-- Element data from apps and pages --
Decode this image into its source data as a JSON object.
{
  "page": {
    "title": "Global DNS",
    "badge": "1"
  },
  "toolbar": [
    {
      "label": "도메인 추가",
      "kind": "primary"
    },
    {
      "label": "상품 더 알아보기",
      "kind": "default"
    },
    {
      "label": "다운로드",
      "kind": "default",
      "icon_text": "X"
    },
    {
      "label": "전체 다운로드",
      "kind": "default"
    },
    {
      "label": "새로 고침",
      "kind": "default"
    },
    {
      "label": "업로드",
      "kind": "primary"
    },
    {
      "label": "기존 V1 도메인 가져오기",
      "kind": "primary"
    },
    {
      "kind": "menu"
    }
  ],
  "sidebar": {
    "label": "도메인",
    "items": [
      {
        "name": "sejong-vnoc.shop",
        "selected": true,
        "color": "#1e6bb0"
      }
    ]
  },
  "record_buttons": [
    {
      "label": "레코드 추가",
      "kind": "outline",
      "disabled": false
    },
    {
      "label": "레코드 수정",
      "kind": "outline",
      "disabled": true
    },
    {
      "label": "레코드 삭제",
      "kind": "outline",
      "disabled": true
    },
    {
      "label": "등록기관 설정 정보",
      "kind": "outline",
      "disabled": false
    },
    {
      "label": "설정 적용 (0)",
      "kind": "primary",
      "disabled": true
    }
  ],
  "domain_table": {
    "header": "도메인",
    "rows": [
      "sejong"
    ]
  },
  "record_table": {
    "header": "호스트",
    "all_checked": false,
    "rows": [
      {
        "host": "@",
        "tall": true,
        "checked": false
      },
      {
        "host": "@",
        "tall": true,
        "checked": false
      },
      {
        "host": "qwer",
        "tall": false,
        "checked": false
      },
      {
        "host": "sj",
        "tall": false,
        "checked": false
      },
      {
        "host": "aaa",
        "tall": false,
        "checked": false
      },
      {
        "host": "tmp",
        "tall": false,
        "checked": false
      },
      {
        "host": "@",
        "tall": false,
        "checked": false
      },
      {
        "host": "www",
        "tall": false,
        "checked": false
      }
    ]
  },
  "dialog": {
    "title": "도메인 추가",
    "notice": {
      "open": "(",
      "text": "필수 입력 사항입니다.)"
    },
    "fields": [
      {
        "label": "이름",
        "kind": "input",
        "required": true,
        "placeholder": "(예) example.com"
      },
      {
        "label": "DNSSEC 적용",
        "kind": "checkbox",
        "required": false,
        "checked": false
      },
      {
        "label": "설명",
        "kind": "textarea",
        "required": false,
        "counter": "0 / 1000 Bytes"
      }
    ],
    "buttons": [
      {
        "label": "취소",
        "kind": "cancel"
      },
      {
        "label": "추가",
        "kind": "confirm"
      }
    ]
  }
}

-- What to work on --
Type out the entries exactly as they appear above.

-- Task answer --
Decode this image into its source data as a JSON object.
{
  "page": {
    "title": "Global DNS",
    "badge": "1"
  },
  "toolbar": [
    {
      "label": "도메인 추가",
      "kind": "primary"
    },
    {
      "label": "상품 더 알아보기",
      "kind": "default"
    },
    {
      "label": "다운로드",
      "kind": "default",
      "icon_text": "X"
    },
    {
      "label": "전체 다운로드",
      "kind": "default"
    },
    {
      "label": "새로 고침",
      "kind": "default"
    },
    {
      "label": "업로드",
      "kind": "primary"
    },
    {
      "label": "기존 V1 도메인 가져오기",
      "kind": "primary"
    },
    {
      "kind": "menu"
    }
  ],
  "sidebar": {
    "label": "도메인",
    "items": [
      {
        "name": "sejong-vnoc.shop",
        "selected": true,
        "color": "#1e6bb0"
      }
    ]
  },
  "record_buttons": [
    {
      "label": "레코드 추가",
      "kind": "outline",
      "disabled": false
    },
    {
      "label": "레코드 수정",
      "kind": "outline",
      "disabled": true
    },
    {
      "label": "레코드 삭제",
      "kind": "outline",
      "disabled": true
    },
    {
      "label": "등록기관 설정 정보",
      "kind": "outline",
      "disabled": false
    },
    {
      "label": "설정 적용 (0)",
      "kind": "primary",
      "disabled": true
    }
  ],
  "domain_table": {
    "header": "도메인",
    "rows": [
      "sejong"
    ]
  },
  "record_table": {
    "header": "호스트",
    "all_checked": false,
    "rows": [
      {
        "host": "@",
        "tall": true,
        "checked": false
      },
      {
        "host": "@",
        "tall": true,
        "checked": false
      },
      {
        "host": "qwer",
        "tall": false,
        "checked": false
      },
      {
        "host": "sj",
        "tall": false,
        "checked": false
      },
      {
        "host": "aaa",
        "tall": false,
        "checked": false
      },
      {
        "host": "tmp",
        "tall": false,
        "checked": false
      },
      {
        "host": "@",
        "tall": false,
        "checked": false
      },
      {
        "host": "www",
        "tall": false,
        "checked": false
      }
    ]
  },
  "dialog": {
    "title": "도메인 추가",
    "notice": {
      "open": "(",
      "text": "필수 입력 사항입니다.)"
    },
    "fields": [
      {
        "label": "이름",
        "kind": "input",
        "required": true,
        "placeholder": "(예) example.com"
      },
      {
        "label": "DNSSEC 적용",
        "kind": "checkbox",
        "required": false,
        "checked": false
      },
      {
        "label": "설명",
        "kind": "textarea",
        "required": false,
        "counter": "0 / 1000 Bytes"
      }
    ],
    "buttons": [
      {
        "label": "취소",
        "kind": "cancel"
      },
      {
        "label": "추가",
        "kind": "confirm"
      }
    ]
  }
}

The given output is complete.